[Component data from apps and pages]
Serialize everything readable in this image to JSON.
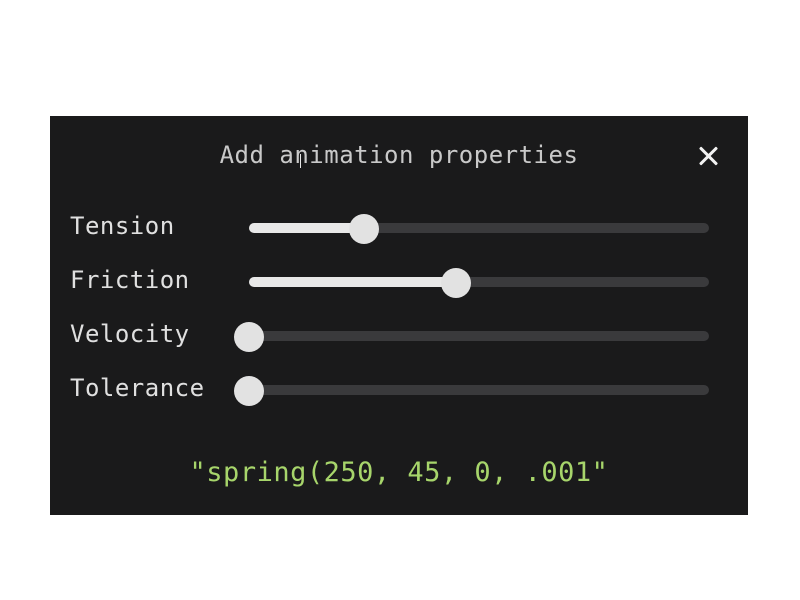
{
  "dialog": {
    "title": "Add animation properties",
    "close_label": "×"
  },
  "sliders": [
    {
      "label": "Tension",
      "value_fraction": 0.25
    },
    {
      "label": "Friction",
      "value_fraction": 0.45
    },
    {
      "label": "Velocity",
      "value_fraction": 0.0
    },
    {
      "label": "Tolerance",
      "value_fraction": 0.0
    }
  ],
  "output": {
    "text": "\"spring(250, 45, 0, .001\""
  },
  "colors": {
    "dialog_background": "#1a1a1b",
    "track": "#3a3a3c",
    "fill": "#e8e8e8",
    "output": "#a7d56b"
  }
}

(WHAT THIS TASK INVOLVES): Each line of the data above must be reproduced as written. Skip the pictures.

(RESULT OF THE EXERCISE):
Serialize everything readable in this image to JSON.
{
  "dialog": {
    "title": "Add animation properties",
    "close_label": "×"
  },
  "sliders": [
    {
      "label": "Tension",
      "value_fraction": 0.25
    },
    {
      "label": "Friction",
      "value_fraction": 0.45
    },
    {
      "label": "Velocity",
      "value_fraction": 0.0
    },
    {
      "label": "Tolerance",
      "value_fraction": 0.0
    }
  ],
  "output": {
    "text": "\"spring(250, 45, 0, .001\""
  },
  "colors": {
    "dialog_background": "#1a1a1b",
    "track": "#3a3a3c",
    "fill": "#e8e8e8",
    "output": "#a7d56b"
  }
}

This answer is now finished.